**DATA SUPPLIED:**
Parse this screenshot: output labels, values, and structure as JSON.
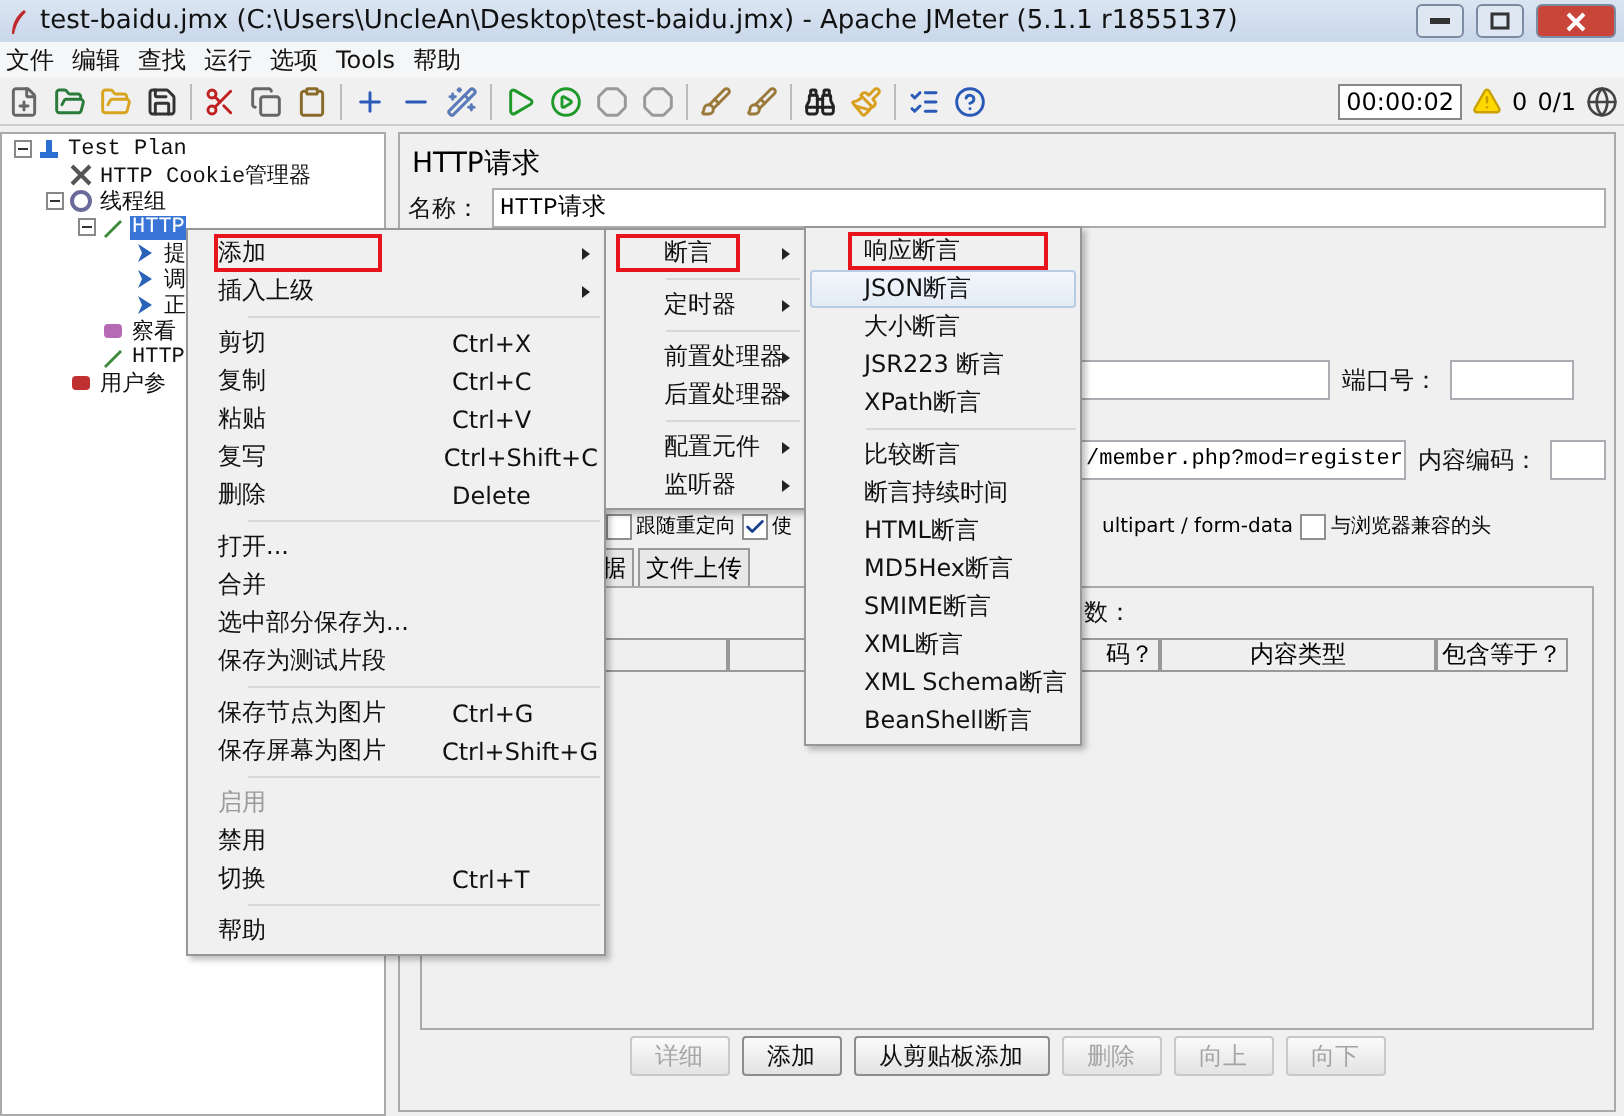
{
  "window": {
    "title": "test-baidu.jmx (C:\\Users\\UncleAn\\Desktop\\test-baidu.jmx) - Apache JMeter (5.1.1 r1855137)"
  },
  "menu_bar": [
    "文件",
    "编辑",
    "查找",
    "运行",
    "选项",
    "Tools",
    "帮助"
  ],
  "toolbar": {
    "timer": "00:00:02",
    "warnings": "0",
    "threads": "0/1"
  },
  "tree": [
    {
      "label": "Test Plan",
      "kind": "plan",
      "selected": false,
      "children": [
        {
          "label": "HTTP Cookie管理器",
          "kind": "config",
          "selected": false
        },
        {
          "label": "线程组",
          "kind": "threads",
          "selected": false,
          "children": [
            {
              "label": "HTTP",
              "kind": "sampler",
              "selected": true,
              "children": [
                {
                  "label": "提",
                  "kind": "controller",
                  "selected": false
                },
                {
                  "label": "调",
                  "kind": "controller",
                  "selected": false
                },
                {
                  "label": "正",
                  "kind": "controller",
                  "selected": false
                }
              ]
            },
            {
              "label": "察看",
              "kind": "listener",
              "selected": false
            },
            {
              "label": "HTTP",
              "kind": "sampler",
              "selected": false
            }
          ]
        },
        {
          "label": "用户参",
          "kind": "preprocessor",
          "selected": false
        }
      ]
    }
  ],
  "panel": {
    "title": "HTTP请求",
    "name_label": "名称：",
    "name_value": "HTTP请求",
    "port_label": "端口号：",
    "path_value": "/member.php?mod=register",
    "encoding_label": "内容编码：",
    "options": [
      {
        "label": "跟随重定向",
        "checked": false
      },
      {
        "label": "使",
        "checked": true
      }
    ],
    "multipart_text": "ultipart / form-data",
    "browser_option": {
      "label": "与浏览器兼容的头",
      "checked": false
    },
    "tabs": [
      {
        "label": "据",
        "selected": false
      },
      {
        "label": "文件上传",
        "selected": false
      }
    ],
    "params_label": "数：",
    "columns": [
      "码？",
      "内容类型",
      "包含等于？"
    ],
    "buttons": [
      {
        "label": "详细",
        "disabled": true
      },
      {
        "label": "添加",
        "disabled": false
      },
      {
        "label": "从剪贴板添加",
        "disabled": false
      },
      {
        "label": "删除",
        "disabled": true
      },
      {
        "label": "向上",
        "disabled": true
      },
      {
        "label": "向下",
        "disabled": true
      }
    ]
  },
  "context_menu": [
    {
      "kind": "item",
      "label": "添加",
      "arrow": true,
      "annotated": true,
      "disabled": false
    },
    {
      "kind": "item",
      "label": "插入上级",
      "arrow": true,
      "annotated": false,
      "disabled": false
    },
    {
      "kind": "separator"
    },
    {
      "kind": "item",
      "label": "剪切",
      "shortcut": "Ctrl+X",
      "arrow": false,
      "annotated": false,
      "disabled": false
    },
    {
      "kind": "item",
      "label": "复制",
      "shortcut": "Ctrl+C",
      "arrow": false,
      "annotated": false,
      "disabled": false
    },
    {
      "kind": "item",
      "label": "粘贴",
      "shortcut": "Ctrl+V",
      "arrow": false,
      "annotated": false,
      "disabled": false
    },
    {
      "kind": "item",
      "label": "复写",
      "shortcut": "Ctrl+Shift+C",
      "arrow": false,
      "annotated": false,
      "disabled": false
    },
    {
      "kind": "item",
      "label": "删除",
      "shortcut": "Delete",
      "arrow": false,
      "annotated": false,
      "disabled": false
    },
    {
      "kind": "separator"
    },
    {
      "kind": "item",
      "label": "打开...",
      "arrow": false,
      "annotated": false,
      "disabled": false
    },
    {
      "kind": "item",
      "label": "合并",
      "arrow": false,
      "annotated": false,
      "disabled": false
    },
    {
      "kind": "item",
      "label": "选中部分保存为...",
      "arrow": false,
      "annotated": false,
      "disabled": false
    },
    {
      "kind": "item",
      "label": "保存为测试片段",
      "arrow": false,
      "annotated": false,
      "disabled": false
    },
    {
      "kind": "separator"
    },
    {
      "kind": "item",
      "label": "保存节点为图片",
      "shortcut": "Ctrl+G",
      "arrow": false,
      "annotated": false,
      "disabled": false
    },
    {
      "kind": "item",
      "label": "保存屏幕为图片",
      "shortcut": "Ctrl+Shift+G",
      "arrow": false,
      "annotated": false,
      "disabled": false
    },
    {
      "kind": "separator"
    },
    {
      "kind": "item",
      "label": "启用",
      "arrow": false,
      "annotated": false,
      "disabled": true
    },
    {
      "kind": "item",
      "label": "禁用",
      "arrow": false,
      "annotated": false,
      "disabled": false
    },
    {
      "kind": "item",
      "label": "切换",
      "shortcut": "Ctrl+T",
      "arrow": false,
      "annotated": false,
      "disabled": false
    },
    {
      "kind": "separator"
    },
    {
      "kind": "item",
      "label": "帮助",
      "arrow": false,
      "annotated": false,
      "disabled": false
    }
  ],
  "add_menu": [
    {
      "kind": "item",
      "label": "断言",
      "annotated": true
    },
    {
      "kind": "separator"
    },
    {
      "kind": "item",
      "label": "定时器",
      "annotated": false
    },
    {
      "kind": "separator"
    },
    {
      "kind": "item",
      "label": "前置处理器",
      "annotated": false
    },
    {
      "kind": "item",
      "label": "后置处理器",
      "annotated": false
    },
    {
      "kind": "separator"
    },
    {
      "kind": "item",
      "label": "配置元件",
      "annotated": false
    },
    {
      "kind": "item",
      "label": "监听器",
      "annotated": false
    }
  ],
  "assertion_menu": [
    {
      "kind": "item",
      "label": "响应断言",
      "annotated": true,
      "hovered": false
    },
    {
      "kind": "item",
      "label": "JSON断言",
      "annotated": false,
      "hovered": true
    },
    {
      "kind": "item",
      "label": "大小断言",
      "annotated": false,
      "hovered": false
    },
    {
      "kind": "item",
      "label": "JSR223 断言",
      "annotated": false,
      "hovered": false
    },
    {
      "kind": "item",
      "label": "XPath断言",
      "annotated": false,
      "hovered": false
    },
    {
      "kind": "separator"
    },
    {
      "kind": "item",
      "label": "比较断言",
      "annotated": false,
      "hovered": false
    },
    {
      "kind": "item",
      "label": "断言持续时间",
      "annotated": false,
      "hovered": false
    },
    {
      "kind": "item",
      "label": "HTML断言",
      "annotated": false,
      "hovered": false
    },
    {
      "kind": "item",
      "label": "MD5Hex断言",
      "annotated": false,
      "hovered": false
    },
    {
      "kind": "item",
      "label": "SMIME断言",
      "annotated": false,
      "hovered": false
    },
    {
      "kind": "item",
      "label": "XML断言",
      "annotated": false,
      "hovered": false
    },
    {
      "kind": "item",
      "label": "XML Schema断言",
      "annotated": false,
      "hovered": false
    },
    {
      "kind": "item",
      "label": "BeanShell断言",
      "annotated": false,
      "hovered": false
    }
  ]
}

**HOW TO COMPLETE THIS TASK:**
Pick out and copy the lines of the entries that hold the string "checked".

**TASK OUTPUT:**
        "checked": false
        "checked": true
      "checked": false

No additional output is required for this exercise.